At the start, ‘Into The Unknown’ attempts to define science fiction. It’s about stories that are both speculative and rational – logic puzzles, essentially – but also ones that transmit a sense of wonder. And it’s that sense of wonder that the Barbican really goes for, drawing out numerous overlapping memories of favourite films, books and comics. Here are gorgeous models by Ray Harryhausen and H.R. Giger, Victorian advertisements depicting future cities, magic lantern slides of Jules Verne adventures, colourful 8mm film reel boxes for alien B-movies, Star Wars storyboards, Darth Vader’s helmet, location sketches from Dune, Dark City and District 9, props from A Scanner Darkly, Interstellar and EXistenZ, interactive reconstructions of scenes from The Martian, Mars Attacks trading cards, gorgeous pulp artworks, classic superhero comics, a piece of video art based on Lynda Carter’s Wonder Woman TV series, robots from Lost In Space, I, Robot and Buck Rogers, spacesuits, a recording of Orson Welles’ War Of The Worlds broadcast and a wonderful set of postcards from 1914 imagining Moscow in the 23rd century.
If all that seems a little breathless, it conveys something of the atmosphere the Barbican has created. This is an exhibition targeted at the senses more than the brain, more Star Wars than Stalker. The philosophical implications of the best science fiction are discussed in greater depth in the accompanying catalogue, but they are not ignored in the exhibition itself. Cases of books are used to introduce the exhibition’s different themes, allowing Orwell and Atwood to rub shoulders with Frank Herbert and Isaac Asimov, and emphasising that despite the prevalence of film props, this is at heart a literary genre.

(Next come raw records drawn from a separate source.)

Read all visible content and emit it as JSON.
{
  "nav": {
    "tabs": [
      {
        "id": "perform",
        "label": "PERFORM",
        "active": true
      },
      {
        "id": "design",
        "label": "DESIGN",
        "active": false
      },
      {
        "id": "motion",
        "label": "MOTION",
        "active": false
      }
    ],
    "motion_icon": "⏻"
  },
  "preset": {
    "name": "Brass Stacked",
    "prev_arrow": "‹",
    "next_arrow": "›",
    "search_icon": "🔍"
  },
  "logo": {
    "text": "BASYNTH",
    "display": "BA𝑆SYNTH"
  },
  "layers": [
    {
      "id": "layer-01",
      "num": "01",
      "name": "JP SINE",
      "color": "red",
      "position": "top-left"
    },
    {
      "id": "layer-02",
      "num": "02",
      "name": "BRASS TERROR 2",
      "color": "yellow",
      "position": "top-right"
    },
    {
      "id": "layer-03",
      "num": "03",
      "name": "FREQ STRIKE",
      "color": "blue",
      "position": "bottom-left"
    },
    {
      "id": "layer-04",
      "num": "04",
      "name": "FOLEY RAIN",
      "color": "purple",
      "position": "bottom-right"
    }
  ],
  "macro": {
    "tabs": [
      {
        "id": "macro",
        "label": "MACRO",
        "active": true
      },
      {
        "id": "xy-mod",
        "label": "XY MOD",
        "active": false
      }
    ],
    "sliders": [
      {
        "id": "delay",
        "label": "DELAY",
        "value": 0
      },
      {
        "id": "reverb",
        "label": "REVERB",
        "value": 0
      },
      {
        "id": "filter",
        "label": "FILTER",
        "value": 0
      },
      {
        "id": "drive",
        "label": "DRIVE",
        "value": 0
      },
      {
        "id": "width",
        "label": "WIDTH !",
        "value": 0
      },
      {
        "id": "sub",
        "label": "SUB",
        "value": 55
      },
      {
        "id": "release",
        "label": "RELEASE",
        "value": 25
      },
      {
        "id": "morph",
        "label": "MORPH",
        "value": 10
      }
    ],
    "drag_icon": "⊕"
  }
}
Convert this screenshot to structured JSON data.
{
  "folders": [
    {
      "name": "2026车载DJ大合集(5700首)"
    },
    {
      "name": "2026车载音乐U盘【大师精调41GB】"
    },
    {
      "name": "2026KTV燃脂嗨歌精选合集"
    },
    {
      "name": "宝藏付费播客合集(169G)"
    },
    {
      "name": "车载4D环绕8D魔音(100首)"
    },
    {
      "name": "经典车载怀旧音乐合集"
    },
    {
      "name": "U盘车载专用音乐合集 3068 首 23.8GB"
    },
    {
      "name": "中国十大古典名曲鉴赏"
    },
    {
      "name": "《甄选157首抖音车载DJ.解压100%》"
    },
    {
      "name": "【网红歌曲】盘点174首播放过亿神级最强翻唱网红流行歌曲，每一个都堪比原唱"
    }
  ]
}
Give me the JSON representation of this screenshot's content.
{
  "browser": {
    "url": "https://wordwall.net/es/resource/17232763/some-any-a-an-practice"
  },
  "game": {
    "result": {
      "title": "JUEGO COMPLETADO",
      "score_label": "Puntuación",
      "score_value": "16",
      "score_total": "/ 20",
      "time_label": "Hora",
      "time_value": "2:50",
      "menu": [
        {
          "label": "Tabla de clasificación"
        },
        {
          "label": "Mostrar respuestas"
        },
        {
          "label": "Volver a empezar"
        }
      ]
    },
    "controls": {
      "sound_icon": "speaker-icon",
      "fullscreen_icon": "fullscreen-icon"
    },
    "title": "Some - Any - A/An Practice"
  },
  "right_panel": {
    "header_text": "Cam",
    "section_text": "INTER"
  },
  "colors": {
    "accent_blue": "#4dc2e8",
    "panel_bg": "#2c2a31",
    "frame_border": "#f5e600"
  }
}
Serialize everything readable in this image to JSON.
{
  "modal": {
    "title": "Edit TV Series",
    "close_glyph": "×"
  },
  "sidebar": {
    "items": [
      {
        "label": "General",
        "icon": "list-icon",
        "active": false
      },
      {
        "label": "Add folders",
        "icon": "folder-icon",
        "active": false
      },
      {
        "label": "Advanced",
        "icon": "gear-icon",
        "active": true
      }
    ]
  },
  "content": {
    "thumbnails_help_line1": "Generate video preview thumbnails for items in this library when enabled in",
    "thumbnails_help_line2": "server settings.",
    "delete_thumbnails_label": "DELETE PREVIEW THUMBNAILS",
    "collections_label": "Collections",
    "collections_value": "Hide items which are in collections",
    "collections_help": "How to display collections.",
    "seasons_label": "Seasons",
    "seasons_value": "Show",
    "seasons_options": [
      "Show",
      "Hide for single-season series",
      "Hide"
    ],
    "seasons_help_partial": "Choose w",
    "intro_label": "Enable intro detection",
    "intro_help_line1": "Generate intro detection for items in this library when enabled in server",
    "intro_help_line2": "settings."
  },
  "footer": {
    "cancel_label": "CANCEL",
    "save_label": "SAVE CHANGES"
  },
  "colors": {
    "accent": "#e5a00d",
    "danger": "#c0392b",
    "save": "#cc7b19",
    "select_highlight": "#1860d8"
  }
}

It’s writers that drive science fiction forward, coming up with the ideas and concepts that are then explored further in art, film and advertising.
It’s also a genre that has an almost unique ability to fuse high and low notions of culture, and on this, the final exhibit is telling – six science fiction books annotated by Jorge Luis Borges, among them a collection of essays by J.G. Ballard, Ray Bradbury and John Wyndham titled Into The Unknown, from which the exhibition gets its name.
‘Into The Unknown’ is at the Barbican Centre, London, until 1 September 2017.